Schematic representation of a heart catheter examination (Picture: Heart Centre Bad Krozingen)
If it is necessary to remove a constriction, then Büttner and his colleagues try to remove the blockage during the very same catheter examination in which they have discovered the obstacle. A balloon at the end of the tube is inflated and expands the vessel. In more than 90 per cent of cases, the cardiologists will insert a stent. The fine metal mesh tubes support the blood vessels and keep the enlarged blood vessel open by pressing the arterial tissue material back in place into the vessel wall. If this site is very calcified, the elevation will be ablated with a drill before the stent is implanted.

Mortality rate decreases significantly

Catheter technology is also used to treat acute cardiac infarction. “Nowadays, a patient suffering a heart attack is admitted to the catheter laboratory right away if his or her situation allows it,” said Büttner. The opening of the clogged vessel often saves the life of the patient. While a few years ago, physicians would use drugs to open up the blood vessel again, mechanical methods are nowadays regarded as the methods of choice. “Many trials and metaanalyses have shown that catheter interventions significantly reduce mortality,” said Büttner. That is why international medical societies recommend this type of intervention.

Nowadays, cardiologists and heart surgeons use catheter technology in many other fields. For example, this minimally invasive method can be used to close holes in the atrial diaphragm. It is also possible to renew aortal valves using catheters in patients who are at high-risk from suffering complications during operations. In addition, catheter technology is increasingly used in angiology, a medical field that deals with the treatment or cure of diseases or vessels that are located further away from the heart. It is also possible to treat the causes of cardiac arrhythmia and atrial fibrillation using these fine tubes. The doctors can use specific, high-energy electric pulses to treat the disturbances.
Coronary angiography of a constructed vessel, which has led to acute cardiac infarction (left).
Coronary angiography of a constructed vessel, which has led to acute cardiac infarction (left).
Representation of the same vessel, which has been opened and treated with a stent. (Photo: Heart Centre Bad Krozingen)
Representation of the same vessel, which has been opened and treated with a stent. (Photo: Heart Centre Bad Krozingen)

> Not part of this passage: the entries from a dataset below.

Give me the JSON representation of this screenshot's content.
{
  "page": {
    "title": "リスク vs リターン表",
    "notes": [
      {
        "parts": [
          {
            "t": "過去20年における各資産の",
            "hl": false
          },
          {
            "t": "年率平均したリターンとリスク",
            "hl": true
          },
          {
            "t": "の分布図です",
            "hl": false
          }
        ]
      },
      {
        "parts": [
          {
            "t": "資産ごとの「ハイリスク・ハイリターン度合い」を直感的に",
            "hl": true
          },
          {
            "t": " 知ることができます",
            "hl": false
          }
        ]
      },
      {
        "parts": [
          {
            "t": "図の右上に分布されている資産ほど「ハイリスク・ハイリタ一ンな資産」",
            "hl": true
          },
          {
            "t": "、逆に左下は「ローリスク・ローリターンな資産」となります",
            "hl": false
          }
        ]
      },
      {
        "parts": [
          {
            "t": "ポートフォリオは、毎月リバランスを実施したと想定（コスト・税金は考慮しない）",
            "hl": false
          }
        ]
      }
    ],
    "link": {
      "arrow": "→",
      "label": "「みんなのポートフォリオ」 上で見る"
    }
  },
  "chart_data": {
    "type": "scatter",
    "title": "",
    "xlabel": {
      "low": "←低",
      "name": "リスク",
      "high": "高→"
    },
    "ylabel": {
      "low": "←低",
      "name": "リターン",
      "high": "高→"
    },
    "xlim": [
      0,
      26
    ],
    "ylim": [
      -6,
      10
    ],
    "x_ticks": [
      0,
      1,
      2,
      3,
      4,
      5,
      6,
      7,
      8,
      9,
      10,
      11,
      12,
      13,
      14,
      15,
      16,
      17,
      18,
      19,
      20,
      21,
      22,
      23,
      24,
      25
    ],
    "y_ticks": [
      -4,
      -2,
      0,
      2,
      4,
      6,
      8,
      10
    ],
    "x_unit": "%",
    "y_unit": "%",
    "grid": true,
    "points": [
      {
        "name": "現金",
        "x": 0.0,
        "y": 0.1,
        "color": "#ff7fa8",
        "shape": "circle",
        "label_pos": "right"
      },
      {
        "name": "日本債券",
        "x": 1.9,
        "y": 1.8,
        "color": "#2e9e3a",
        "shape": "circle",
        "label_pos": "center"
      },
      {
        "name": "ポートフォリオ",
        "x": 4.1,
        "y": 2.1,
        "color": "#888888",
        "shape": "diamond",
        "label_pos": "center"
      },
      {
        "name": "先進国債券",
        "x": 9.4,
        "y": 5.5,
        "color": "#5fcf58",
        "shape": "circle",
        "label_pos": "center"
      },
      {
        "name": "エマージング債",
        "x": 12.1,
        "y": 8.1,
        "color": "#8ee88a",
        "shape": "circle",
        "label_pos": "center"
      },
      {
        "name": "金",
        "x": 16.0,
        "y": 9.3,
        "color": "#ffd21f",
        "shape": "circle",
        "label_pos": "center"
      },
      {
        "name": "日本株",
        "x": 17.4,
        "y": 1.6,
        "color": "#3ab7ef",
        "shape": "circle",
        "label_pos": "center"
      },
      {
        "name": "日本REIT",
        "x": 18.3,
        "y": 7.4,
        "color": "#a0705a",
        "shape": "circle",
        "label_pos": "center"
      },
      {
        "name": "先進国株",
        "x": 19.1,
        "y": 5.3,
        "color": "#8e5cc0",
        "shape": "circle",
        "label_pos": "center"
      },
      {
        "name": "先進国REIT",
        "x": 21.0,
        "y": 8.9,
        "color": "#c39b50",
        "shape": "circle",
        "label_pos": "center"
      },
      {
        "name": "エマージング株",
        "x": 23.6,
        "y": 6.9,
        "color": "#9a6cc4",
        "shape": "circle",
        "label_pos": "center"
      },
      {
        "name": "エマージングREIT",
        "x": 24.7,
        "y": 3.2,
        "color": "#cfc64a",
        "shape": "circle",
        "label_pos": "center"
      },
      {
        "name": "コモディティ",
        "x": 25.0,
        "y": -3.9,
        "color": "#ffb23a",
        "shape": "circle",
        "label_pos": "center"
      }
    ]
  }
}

Bypass surgery is not superfluous despite the success of catheters

Despite the success achieved with catheter technology, Büttner affirms that heart and bypass surgery have not become superfluous. Bypass surgery involves open-heart surgery during which the flow of blood is diverted. The atherosclerotic narrowing which blocks the coronary heart vessel is bridged with a piece of a vein removed from the upper or lower thigh and subsequently grafted to the coronary arteries before and after the site of constriction.

Previous studies have shown that in diseases affecting several heart vessels, bypass surgery reduces the number of interventions to a greater degree than catheter inventions in which stents are normally used to keep the arteries open. However, many cardiologists hope that next-generation drug-coated stents will be able to change this situation. “The blockage of the left mainstem also requires surgery,” said Büttner. Moreover, diabetes patients often benefit from surgical invention. “Diabetes sufferers often have diffuse vascular alterations that cannot be treated with stents,” said Büttner explaining that this situation can be improved by bypassing the affected site. In summary, for Büttner there is no doubt: “Catheters make many things possible.”

kb – 18.12.2007
© BIOPRO Baden-Württemberg GmbH

Further information:
Dr. Heinz Joachim Büttner
Chief Physician - Interventional Cardiology
Heart Centre Bad Krozingen
Südring 15
79189 Bad Krozingen
Tel.: +49 (0)7633/402-0
Fax: +49 (0)7633/402-743
E-mail: buettner(at)herzzentrum.de

Website address: https://www.gesundheitsindustrie-bw.de/en/article/press-release/heart-catheter-examinations-an-elegant-method-with-huge-potential